Kambala, the annual buffalo race which has a history of over 300 years, received the President’s consent to exempt the sport from Prevention of Cruelty to Animals (Karnataka Amendment) Ordinance, 2017 on Monday, making it legal in Karnataka which is a massive victory for both the state as well as Kambala enthusiasts.
Following protests by the public and Kambala organizers in the Udupi as well as Dakshina Kannada districts, the State Assembly on February 13, passed the bill which exempted Kambala and bullock-cart racing from the Prevention of Cruelty to Animals Act, 1960. The bill was sent by the Karnataka Government for President’s consent but was returned for some suggested modifications. However, since the Karnataka Legislative Assembly was not in session at that time, the government passed an ordinance with the said modification before it was approved by the President of India.
The new legislation permits only those events in which animals are not subjected to any “unnecessary pain” as well as suffering. The bill also stated that the sport is vital for “preserving and promoting traditions as well as culture among the people in the state”.
The Ministry of Home Affairs said, “In pursuance of the proviso to clause (1) of article 213 of the Constitution of India, the President of India hereby approves the promulgation of the Prevention of Cruelty to Animals (Karnataka Amendment) Ordinance, 2017 by the Governor of Karnataka”.
When Jallikattu received a nod, earlier this year, Kambala too was subjected to the same controversy and while after being ordered by the locals, Jallikattu, despite it being harsh on the animals involved, was given a green signal, we were expecting the same in the case of the annual buffalo race.
For those who are not aware of the culture associated with Kambala, here is all you need to know about the sport.
What is Kambala?
Kambala is a traditional annual buffalo race that is organized by Karnataka’s Dakshina Kannada as well as Udupi districts’ farming community.
This area is called Tulunadu (Land of Tulu Language).
This annual event kick starts in November and the grand finale is held in March every year.
A pair of buffaloes is tied to the plough while a person anchors it with beating the Buffaloes using a stick to run faster.
Buffaloes are not born runners, But in Kambala, they are forced to run as fast as 100 metres in 12 seconds by the anchor.
There are two parallel muddy tracks for competing pairs of buffaloes run and the fastest one wins.
The racing tracks normally measure about 120 to 160 meters in length and are 8 to 12 meters wide.
Earlier, the winner of the Buffalo race used to get coconut but now gold medals, as well as trophies, are awarded.
In a well organized Kambala, around 120-150 pairs of buffaloes participate and more than 15000 people become the spectators.
Negilu: This is the entry level race where lighter plough is tied to the Buffaloes.
Hagga: A rope is tied to the Buffaloes
Adda Halage: A horizontal wooden plank is tied to buffaloes while the farmer stands over it for anchoring.

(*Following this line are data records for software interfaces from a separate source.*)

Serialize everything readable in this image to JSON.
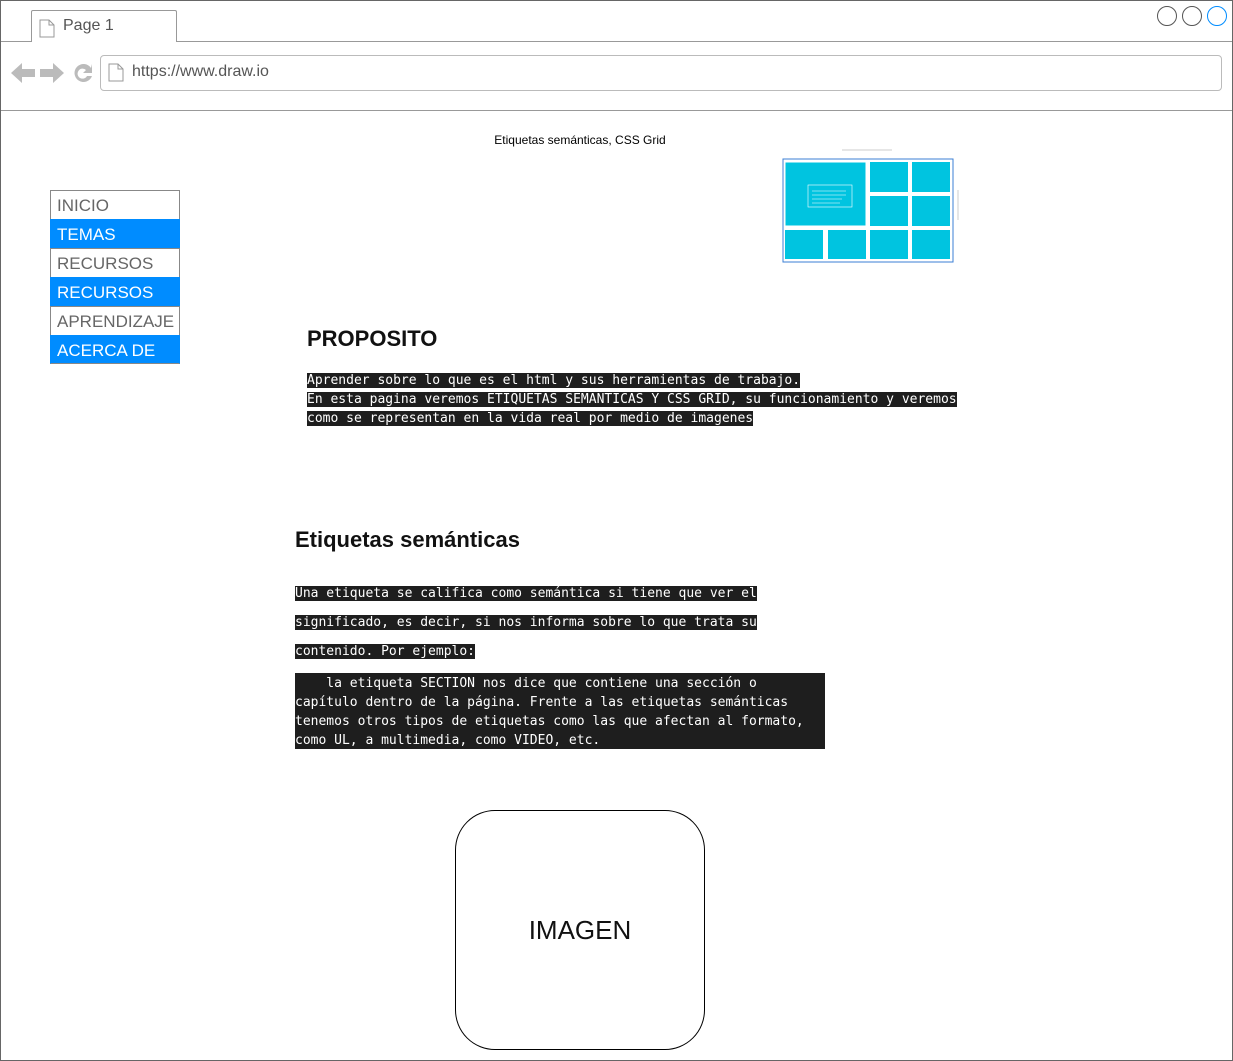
{
  "browser": {
    "tab_label": "Page 1",
    "url": "https://www.draw.io",
    "accent_color": "#008cff"
  },
  "page": {
    "title": "Etiquetas semánticas, CSS Grid"
  },
  "menu": {
    "items": [
      {
        "label": "INICIO",
        "style": "plain"
      },
      {
        "label": "TEMAS",
        "style": "alt"
      },
      {
        "label": "RECURSOS",
        "style": "plain"
      },
      {
        "label": "RECURSOS",
        "style": "alt"
      },
      {
        "label": "APRENDIZAJE",
        "style": "plain"
      },
      {
        "label": "ACERCA DE",
        "style": "alt"
      }
    ]
  },
  "proposito": {
    "heading": "PROPOSITO",
    "lines": [
      "Aprender sobre lo que es el html y sus herramientas de trabajo.",
      "En esta pagina veremos ETIQUETAS SEMANTICAS Y CSS GRID, su funcionamiento y veremos",
      "como se representan en la vida real por medio de imagenes"
    ]
  },
  "semanticas": {
    "heading": "Etiquetas semánticas",
    "lines": [
      "Una etiqueta se califica como semántica si tiene que ver el",
      "significado, es decir, si nos informa sobre lo que trata su",
      "contenido. Por ejemplo:"
    ],
    "box_lines": [
      "    la etiqueta SECTION nos dice que contiene una sección o",
      "capítulo dentro de la página. Frente a las etiquetas semánticas",
      "tenemos otros tipos de etiquetas como las que afectan al formato,",
      "como UL, a multimedia, como VIDEO, etc."
    ]
  },
  "image_placeholder": {
    "label": "IMAGEN"
  },
  "grid_thumbnail": {
    "icon": "css-grid-diagram",
    "cell_color": "#00c4e0"
  }
}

Kane Halage: This is the ultimate race of Kambala in which only experienced buffaloes and anchors take part. A rounded wooden plank is tied to buffaloes while the farmer stands on the wooden block with one leg.

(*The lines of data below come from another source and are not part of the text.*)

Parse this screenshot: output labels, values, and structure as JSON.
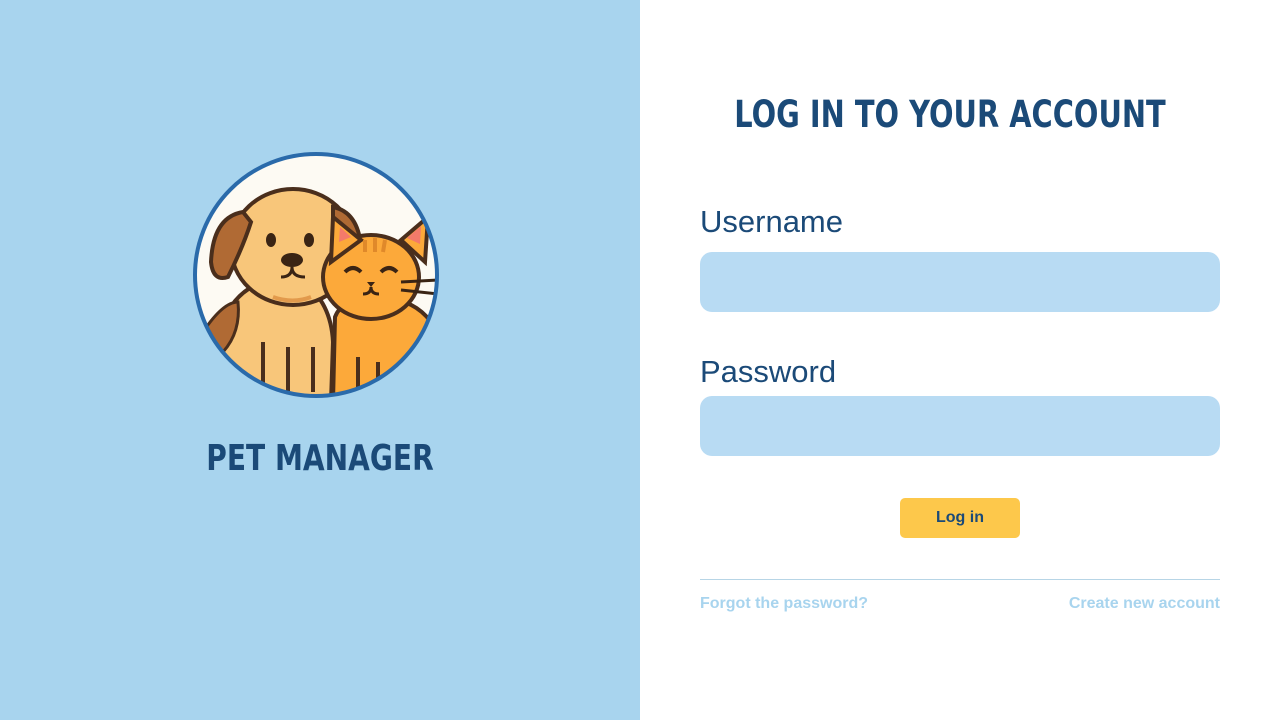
{
  "brand": {
    "name": "PET MANAGER",
    "logo_icon": "dog-and-cat-logo"
  },
  "login_form": {
    "title": "LOG IN TO YOUR ACCOUNT",
    "username_label": "Username",
    "username_value": "",
    "password_label": "Password",
    "password_value": "",
    "login_button_label": "Log in",
    "forgot_password_link": "Forgot the password?",
    "create_account_link": "Create new account"
  },
  "colors": {
    "left_panel_bg": "#a8d4ee",
    "primary_text": "#1b4a78",
    "input_bg": "#b8dbf3",
    "button_bg": "#fdc84b",
    "link_text": "#a8d4ee"
  }
}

The rounded wooden plank has two holes through which water gushes out during the race and the height of the muddy water splashed determines the winner.
Care And Safety Of Buffaloes
The Buffaloes are well-fed and cared for throughout the year as this sport tests the speed as well as swiftness of animal, moreover, some owners even build separate swimming pools for the Buffaloes.
Be it any sport, accidents do occur and in the case of Kambala, buffaloes may skid or topple, there is also a possibility of the farmer who runs along might fall and get hurt, sometimes resulting in serious injuries, therefore, an ambulance is kept ready nearby too.
Kambala, the age-old tradition of buffalo race has been a cause of concern for animal lovers as well as activists. The celebration of Kambala was rightly so stopped in Karnataka after an order was passed by the Supreme Court, dated 7th May, 2014. Jallikattu was the main focus of the order, a bull taming sport in Tamil Nadu. But Kambala, like jallikattu, was also banned last year after PETA approached the Karnataka High Court, stating animal cruelty in bull taming and buffalo racing, which despite it being a tradition is true to every sense.
India has been subjected to several changes in the last couple of days be it financial, law-related or related to the never ending debate of tradition/culture vs reality. Regardless of Bill talking about animal safety, it’s safe to assume that very soon, the bill is going to be criticized by a wide population, especially animal activists who have been protesting against such form of sports to be banned in the country.
The dilemma of balancing between preservation of tradition and ensuring safety for animals is one of the most difficult one to solve in India, for that matter, many other countries. But there is also no denying the fact that animal rights need to be prioritized, despite the legalization of the sport.
The responsibility, now, comes down to the those who will be implementing the law as they would have to make sure that the promise of animals safety is followed.